On Saturday February 9th, 2013, ski-mountaineer racers of all abilities found themselves in Vail, Colorado, for the race at the second annual Winter Mountain Games presented by Eddie Bauer. As part of the Colorado Ski Mountaineering Cup (COSMIC), the skimo event required athletes to skin, ski, and bootpack across Vail Resort. Though ski-mountaineering racing is still considered a niche winter sport, it’s seeing a boom in growth as interest in backcountry skiing continues to increase. We caught up with first-time competitor Danielle Snyder, 22, of Boulder, Colorado, to discus her fourth-place finish, her motivation for taking up ski mountaineering, and her view on why skimo racing is a great way to learn about backcountry skiing.
What motivated you to do the race?

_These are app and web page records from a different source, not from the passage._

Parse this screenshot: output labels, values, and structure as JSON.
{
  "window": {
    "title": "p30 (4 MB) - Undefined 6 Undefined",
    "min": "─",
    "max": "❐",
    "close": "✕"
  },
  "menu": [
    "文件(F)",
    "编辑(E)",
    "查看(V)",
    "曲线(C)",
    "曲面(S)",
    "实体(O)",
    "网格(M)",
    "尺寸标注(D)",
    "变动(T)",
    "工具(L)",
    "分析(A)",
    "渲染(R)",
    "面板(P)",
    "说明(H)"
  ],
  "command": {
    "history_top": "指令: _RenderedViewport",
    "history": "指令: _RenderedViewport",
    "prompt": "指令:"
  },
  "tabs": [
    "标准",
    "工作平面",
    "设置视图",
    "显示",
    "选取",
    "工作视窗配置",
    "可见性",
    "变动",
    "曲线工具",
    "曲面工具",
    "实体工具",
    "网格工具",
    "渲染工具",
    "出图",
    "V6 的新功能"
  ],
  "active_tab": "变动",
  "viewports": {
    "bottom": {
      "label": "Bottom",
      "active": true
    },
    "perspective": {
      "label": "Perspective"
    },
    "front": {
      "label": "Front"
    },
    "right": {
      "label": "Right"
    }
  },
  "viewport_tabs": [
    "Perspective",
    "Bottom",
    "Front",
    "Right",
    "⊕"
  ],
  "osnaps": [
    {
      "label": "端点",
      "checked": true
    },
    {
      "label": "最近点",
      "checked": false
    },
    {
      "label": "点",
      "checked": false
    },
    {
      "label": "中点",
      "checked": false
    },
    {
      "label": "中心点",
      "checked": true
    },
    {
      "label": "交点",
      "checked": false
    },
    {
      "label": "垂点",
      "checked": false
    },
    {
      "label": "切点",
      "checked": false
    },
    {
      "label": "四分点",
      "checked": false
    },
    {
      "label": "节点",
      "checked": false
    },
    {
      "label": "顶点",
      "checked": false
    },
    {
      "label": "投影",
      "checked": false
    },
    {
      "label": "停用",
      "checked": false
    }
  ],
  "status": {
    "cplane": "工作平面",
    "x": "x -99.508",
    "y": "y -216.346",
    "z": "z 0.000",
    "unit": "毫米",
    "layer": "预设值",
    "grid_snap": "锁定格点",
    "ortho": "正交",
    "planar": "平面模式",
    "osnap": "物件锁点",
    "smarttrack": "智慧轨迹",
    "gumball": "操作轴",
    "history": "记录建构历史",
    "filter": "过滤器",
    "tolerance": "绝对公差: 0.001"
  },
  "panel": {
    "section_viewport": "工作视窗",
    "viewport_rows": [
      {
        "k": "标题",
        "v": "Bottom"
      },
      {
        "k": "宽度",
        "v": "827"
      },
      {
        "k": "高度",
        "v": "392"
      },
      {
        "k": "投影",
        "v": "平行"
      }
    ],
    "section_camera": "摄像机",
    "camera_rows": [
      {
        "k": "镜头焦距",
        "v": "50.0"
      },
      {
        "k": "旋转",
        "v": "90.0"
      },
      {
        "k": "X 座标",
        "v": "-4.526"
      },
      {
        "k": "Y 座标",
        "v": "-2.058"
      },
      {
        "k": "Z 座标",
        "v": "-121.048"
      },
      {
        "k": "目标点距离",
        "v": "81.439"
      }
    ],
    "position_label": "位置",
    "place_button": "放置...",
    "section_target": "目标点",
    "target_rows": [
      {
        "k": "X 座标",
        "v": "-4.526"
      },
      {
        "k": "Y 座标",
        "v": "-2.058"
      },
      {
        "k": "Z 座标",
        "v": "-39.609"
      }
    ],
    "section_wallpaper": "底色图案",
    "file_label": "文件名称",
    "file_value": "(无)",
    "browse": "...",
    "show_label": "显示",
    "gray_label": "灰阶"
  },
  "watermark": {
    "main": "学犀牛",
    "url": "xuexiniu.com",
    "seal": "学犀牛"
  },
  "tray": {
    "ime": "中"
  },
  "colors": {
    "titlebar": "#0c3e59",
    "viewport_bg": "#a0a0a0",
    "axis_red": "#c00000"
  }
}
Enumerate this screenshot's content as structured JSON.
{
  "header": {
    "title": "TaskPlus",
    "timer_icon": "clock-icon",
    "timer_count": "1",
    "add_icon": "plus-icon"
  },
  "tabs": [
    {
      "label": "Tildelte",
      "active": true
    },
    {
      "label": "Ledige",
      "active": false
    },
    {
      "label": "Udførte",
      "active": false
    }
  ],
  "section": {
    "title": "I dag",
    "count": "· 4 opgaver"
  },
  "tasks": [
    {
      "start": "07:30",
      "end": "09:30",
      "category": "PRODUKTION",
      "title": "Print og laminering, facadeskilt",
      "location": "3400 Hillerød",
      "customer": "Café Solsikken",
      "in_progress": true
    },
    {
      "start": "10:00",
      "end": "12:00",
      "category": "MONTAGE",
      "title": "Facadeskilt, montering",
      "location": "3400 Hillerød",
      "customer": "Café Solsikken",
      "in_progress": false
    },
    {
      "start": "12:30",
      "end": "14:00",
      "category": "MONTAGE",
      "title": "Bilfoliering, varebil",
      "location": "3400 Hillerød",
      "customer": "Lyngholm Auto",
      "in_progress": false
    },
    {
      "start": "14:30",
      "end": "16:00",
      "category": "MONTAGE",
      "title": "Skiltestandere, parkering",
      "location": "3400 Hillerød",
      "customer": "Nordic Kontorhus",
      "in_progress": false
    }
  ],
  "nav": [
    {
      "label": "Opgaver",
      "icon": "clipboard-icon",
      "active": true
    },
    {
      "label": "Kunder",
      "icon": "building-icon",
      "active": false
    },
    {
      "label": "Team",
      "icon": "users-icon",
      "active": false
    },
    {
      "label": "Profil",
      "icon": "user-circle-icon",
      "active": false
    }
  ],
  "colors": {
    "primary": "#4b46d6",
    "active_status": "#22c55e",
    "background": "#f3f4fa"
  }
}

I love to ski, and I have enjoyed the few short skimo races I’ve done in the past. I come from a swimming background so I love that ski-mountaineering races incorporate the cardio with hiking and boot packing. I felt like this race was a great test of myself. It was one of the hardest things I have ever done.
How did you prepare for the race?
I spent the last month getting out and touring as often as I could. I would do quick trips in areas around Boulder. I also did a lot of fast-paced hiking in the last few weeks. I knew that it was important that I work on gaining vertical distance without stopping. I worked primarily on building endurance.
Were you pleased with how you did?
Yes and no. I had really wanted to finish under five hours. (She finished the 4,500-vertical-foot race in 5:27.) I might have made the podium then. But overall, I impressed myself, especially with the downhill portions. I was worried that I would be too tired to charge on the descents, but I was pleased that I was able to get down fast. You really have an opportunity to pass other racers on the downhill, even on such skinny skis.
Do you recommend ski-mountaineering races to first-time competitors?
I really do. It’s so much fun, and you can take it as seriously as you want. It also makes backcountry touring that much better because you learn how to push yourself to the next level. I also feel that it teaches you how to be more efficient in the backcountry when it comes to things like shedding layers, managing your skins, and making the most out of a day in the mountains.
For more info on ski-mountaineering racing and a list of upcoming races for all levels, check out the United States Ski Mountaineering Association.